PROVIDED RECORDS -
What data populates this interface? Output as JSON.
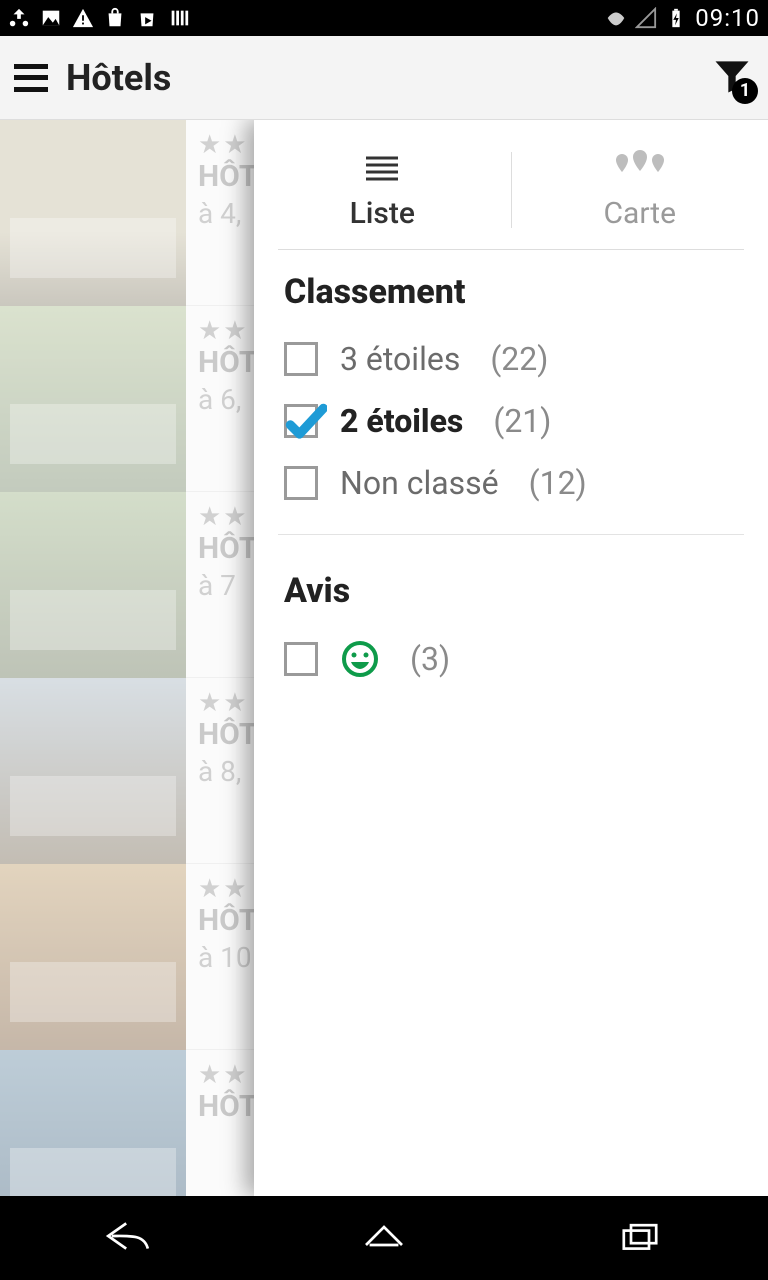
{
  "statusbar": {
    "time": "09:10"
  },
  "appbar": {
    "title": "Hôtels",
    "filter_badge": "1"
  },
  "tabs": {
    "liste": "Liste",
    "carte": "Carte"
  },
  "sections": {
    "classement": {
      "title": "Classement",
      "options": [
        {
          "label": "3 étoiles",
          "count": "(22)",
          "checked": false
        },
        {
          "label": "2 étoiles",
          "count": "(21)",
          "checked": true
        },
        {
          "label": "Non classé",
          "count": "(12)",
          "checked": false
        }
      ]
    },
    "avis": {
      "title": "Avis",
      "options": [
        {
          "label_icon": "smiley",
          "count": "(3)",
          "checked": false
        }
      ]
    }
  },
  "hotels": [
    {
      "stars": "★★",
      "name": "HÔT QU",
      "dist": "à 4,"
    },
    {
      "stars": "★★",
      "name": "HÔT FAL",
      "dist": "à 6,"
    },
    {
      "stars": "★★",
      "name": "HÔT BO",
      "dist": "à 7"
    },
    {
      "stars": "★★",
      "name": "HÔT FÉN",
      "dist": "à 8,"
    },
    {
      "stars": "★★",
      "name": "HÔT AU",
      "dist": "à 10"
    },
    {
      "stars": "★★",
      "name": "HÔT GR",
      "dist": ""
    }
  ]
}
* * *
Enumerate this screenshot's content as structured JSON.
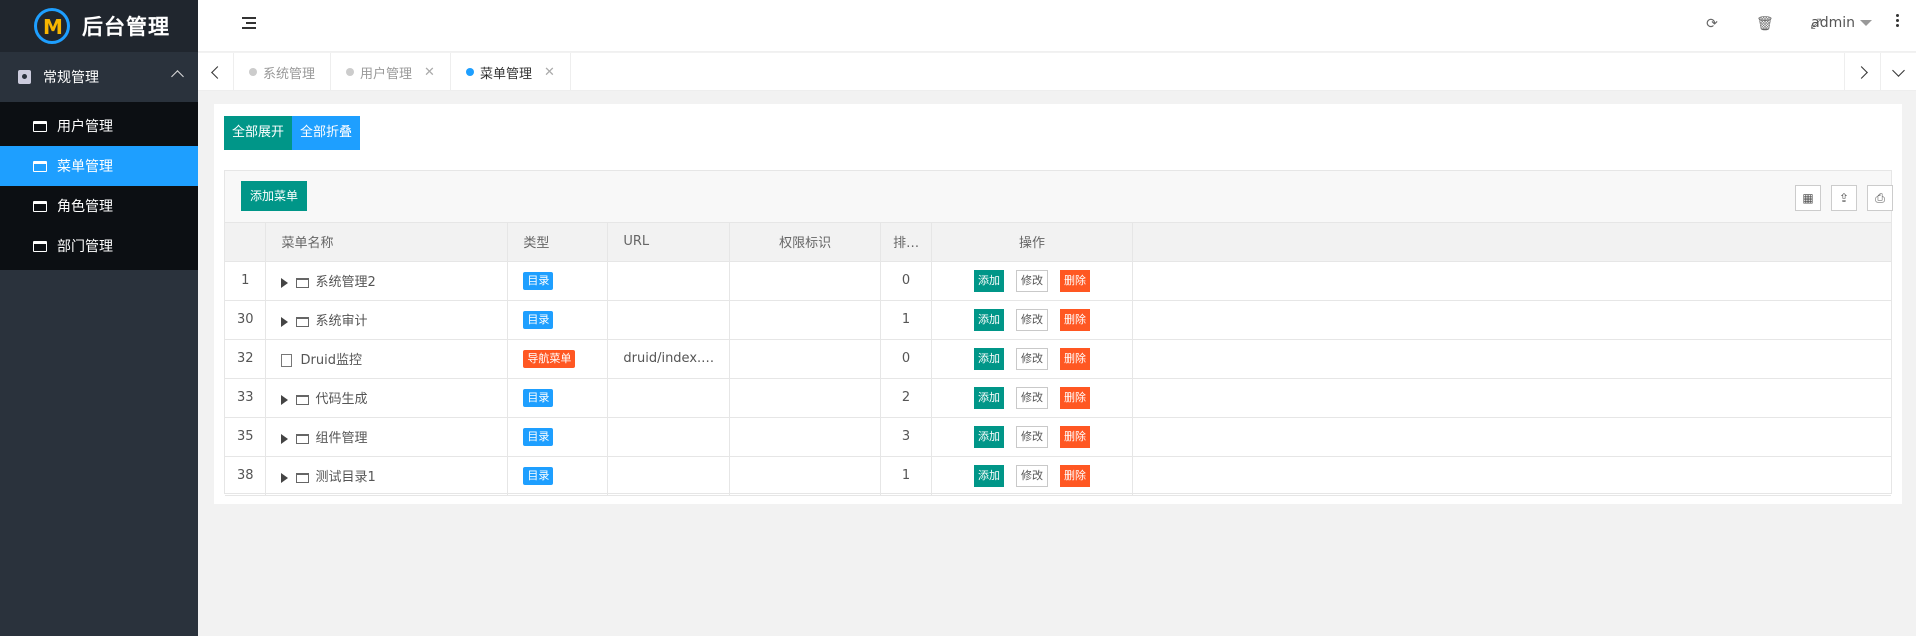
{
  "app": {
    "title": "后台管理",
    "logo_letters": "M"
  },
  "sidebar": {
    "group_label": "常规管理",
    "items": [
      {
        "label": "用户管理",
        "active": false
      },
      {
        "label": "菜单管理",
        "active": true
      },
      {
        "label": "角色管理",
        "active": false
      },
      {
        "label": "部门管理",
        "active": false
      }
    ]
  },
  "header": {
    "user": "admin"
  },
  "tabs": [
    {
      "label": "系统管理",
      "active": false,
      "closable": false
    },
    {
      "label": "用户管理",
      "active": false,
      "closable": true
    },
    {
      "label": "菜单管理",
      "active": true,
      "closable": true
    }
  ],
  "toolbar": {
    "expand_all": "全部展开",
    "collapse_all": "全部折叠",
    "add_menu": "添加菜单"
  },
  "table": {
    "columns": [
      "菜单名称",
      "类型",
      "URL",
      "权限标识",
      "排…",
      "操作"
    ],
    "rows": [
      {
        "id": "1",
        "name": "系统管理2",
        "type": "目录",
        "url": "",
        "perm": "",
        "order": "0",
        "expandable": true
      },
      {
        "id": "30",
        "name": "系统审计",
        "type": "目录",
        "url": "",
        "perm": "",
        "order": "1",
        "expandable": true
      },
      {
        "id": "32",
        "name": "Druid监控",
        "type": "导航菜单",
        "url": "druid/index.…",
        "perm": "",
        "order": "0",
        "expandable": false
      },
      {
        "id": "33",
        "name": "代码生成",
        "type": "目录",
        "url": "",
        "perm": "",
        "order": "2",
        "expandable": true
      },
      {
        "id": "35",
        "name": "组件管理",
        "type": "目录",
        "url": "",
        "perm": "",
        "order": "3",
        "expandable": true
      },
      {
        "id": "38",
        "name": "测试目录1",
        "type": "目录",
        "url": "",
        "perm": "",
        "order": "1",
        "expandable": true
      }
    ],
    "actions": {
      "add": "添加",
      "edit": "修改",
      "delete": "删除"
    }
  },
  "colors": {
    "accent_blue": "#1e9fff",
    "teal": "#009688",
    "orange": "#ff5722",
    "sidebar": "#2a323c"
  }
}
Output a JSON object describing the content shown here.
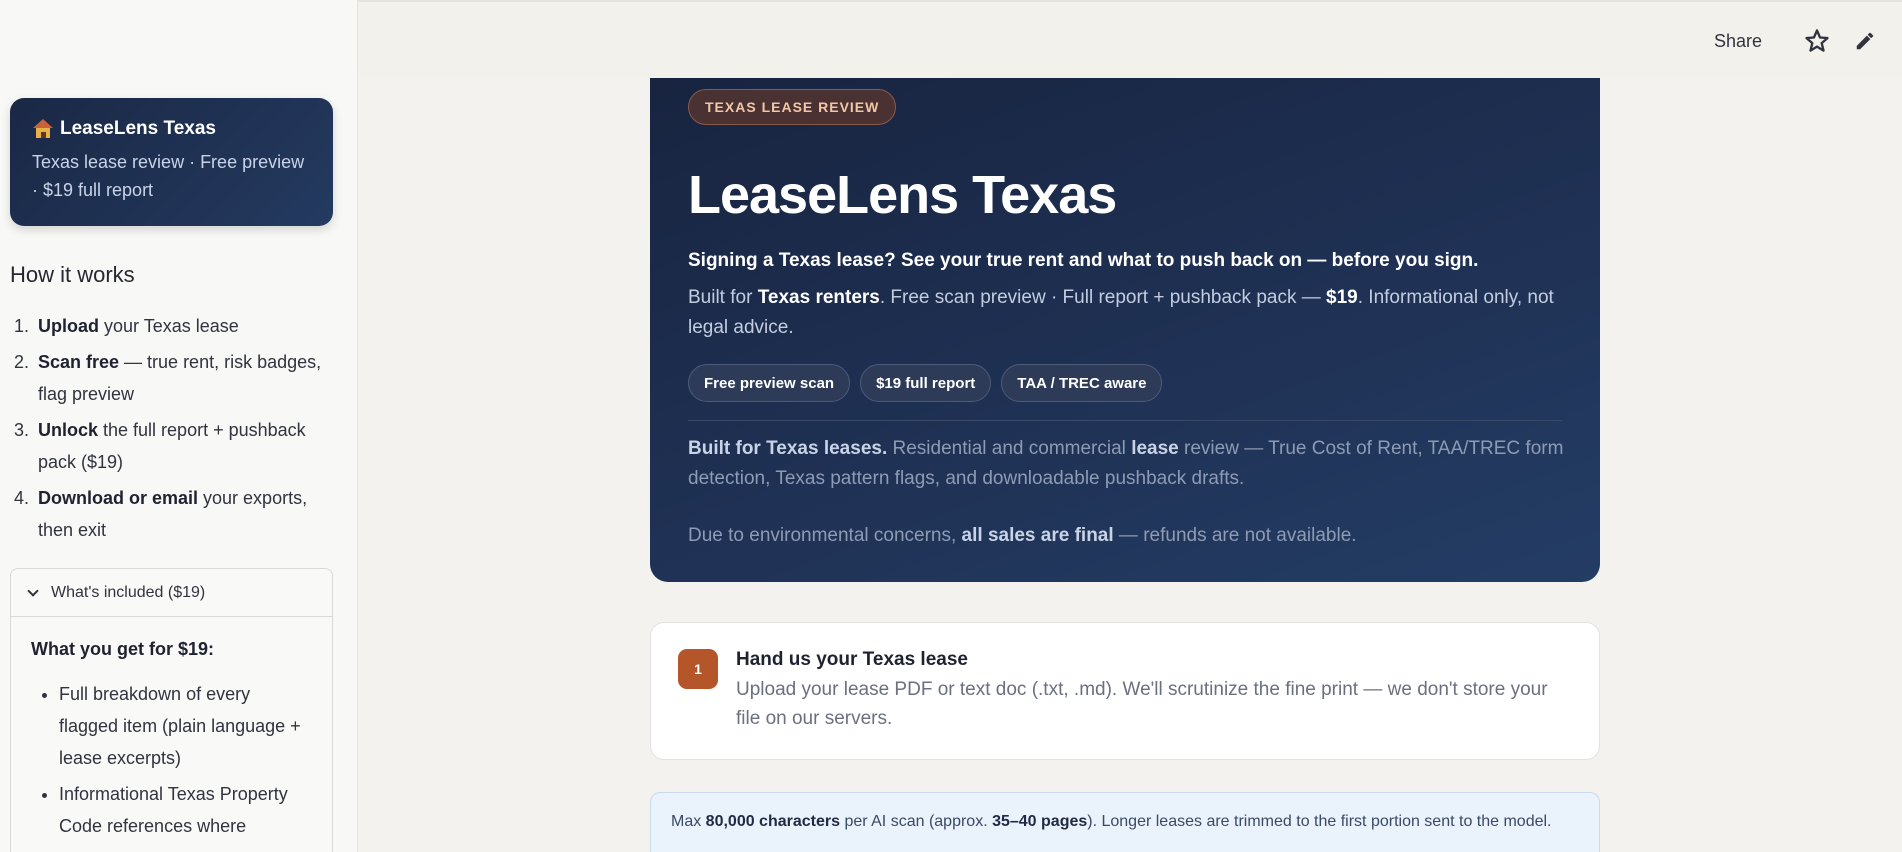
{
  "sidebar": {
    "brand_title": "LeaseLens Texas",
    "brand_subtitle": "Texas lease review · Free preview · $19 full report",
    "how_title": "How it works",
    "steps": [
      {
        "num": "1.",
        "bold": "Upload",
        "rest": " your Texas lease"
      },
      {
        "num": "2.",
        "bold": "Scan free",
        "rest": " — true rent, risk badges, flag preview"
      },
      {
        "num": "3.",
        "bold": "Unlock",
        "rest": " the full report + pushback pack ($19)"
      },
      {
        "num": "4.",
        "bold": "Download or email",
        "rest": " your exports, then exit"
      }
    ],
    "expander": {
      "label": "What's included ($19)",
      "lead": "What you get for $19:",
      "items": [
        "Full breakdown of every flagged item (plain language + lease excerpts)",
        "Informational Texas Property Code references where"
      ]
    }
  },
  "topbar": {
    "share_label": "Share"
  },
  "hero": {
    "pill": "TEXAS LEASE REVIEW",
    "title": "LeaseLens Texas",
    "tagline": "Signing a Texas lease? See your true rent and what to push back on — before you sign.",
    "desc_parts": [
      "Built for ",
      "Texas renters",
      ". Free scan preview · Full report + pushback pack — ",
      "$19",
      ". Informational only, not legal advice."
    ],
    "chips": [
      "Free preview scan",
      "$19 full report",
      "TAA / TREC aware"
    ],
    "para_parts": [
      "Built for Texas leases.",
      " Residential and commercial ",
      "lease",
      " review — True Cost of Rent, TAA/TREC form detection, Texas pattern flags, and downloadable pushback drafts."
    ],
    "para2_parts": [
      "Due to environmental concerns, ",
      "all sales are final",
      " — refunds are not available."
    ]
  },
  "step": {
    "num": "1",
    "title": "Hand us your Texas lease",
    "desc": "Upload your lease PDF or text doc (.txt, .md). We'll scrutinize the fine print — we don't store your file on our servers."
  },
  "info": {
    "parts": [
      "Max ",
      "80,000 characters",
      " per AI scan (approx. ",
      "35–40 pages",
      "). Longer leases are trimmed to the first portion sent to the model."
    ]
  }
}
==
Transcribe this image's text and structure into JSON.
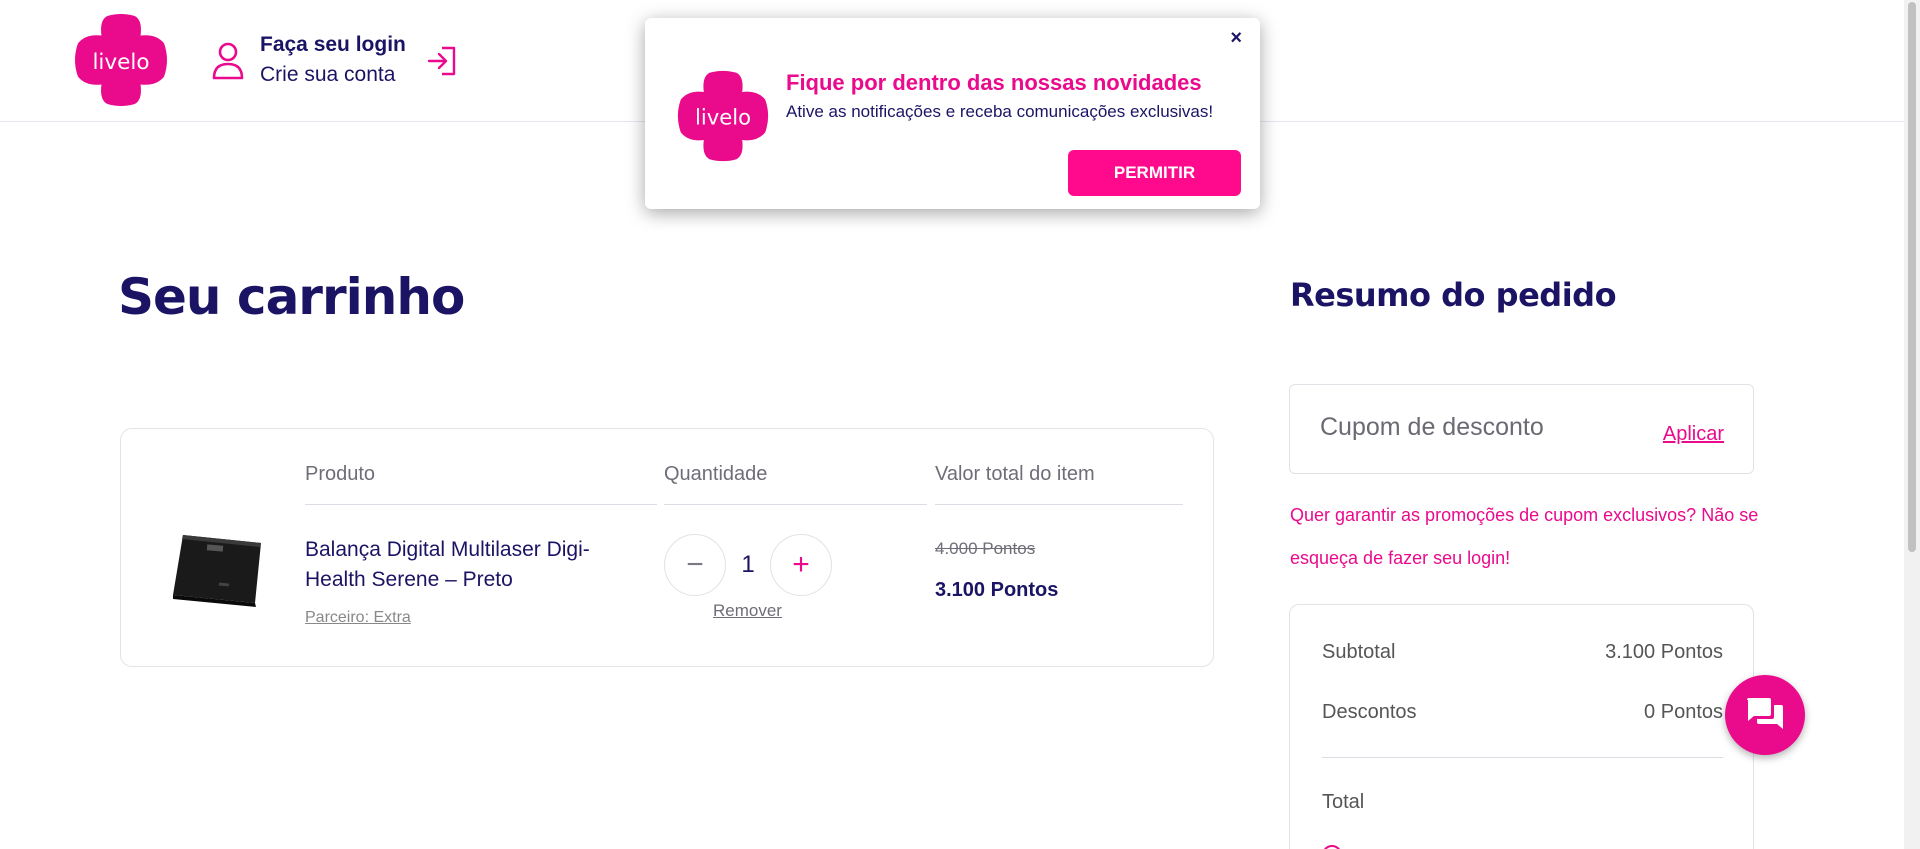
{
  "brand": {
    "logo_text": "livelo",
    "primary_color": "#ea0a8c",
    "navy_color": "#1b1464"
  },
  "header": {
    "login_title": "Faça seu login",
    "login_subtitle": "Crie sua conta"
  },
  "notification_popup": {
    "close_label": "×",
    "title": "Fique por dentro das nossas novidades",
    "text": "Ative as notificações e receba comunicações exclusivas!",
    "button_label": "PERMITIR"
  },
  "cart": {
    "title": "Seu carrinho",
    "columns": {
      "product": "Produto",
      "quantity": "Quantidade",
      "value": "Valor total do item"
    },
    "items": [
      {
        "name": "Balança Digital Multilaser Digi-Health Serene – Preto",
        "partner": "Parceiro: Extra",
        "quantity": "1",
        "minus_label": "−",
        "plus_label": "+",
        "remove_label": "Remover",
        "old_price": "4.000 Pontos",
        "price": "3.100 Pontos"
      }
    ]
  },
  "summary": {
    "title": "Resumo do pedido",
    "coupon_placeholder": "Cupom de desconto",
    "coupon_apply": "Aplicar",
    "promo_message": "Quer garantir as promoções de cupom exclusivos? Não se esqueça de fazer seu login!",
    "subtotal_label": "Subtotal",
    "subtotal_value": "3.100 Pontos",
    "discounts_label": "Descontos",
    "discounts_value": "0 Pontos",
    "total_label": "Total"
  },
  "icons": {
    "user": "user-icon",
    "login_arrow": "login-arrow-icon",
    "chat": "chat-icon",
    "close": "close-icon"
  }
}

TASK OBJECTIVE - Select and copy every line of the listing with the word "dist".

RESULT FOR THIS EXERCISE -
      "dist": "à 4,"
      "dist": "à 6,"
      "dist": "à 7"
      "dist": "à 8,"
      "dist": "à 10"
      "dist": ""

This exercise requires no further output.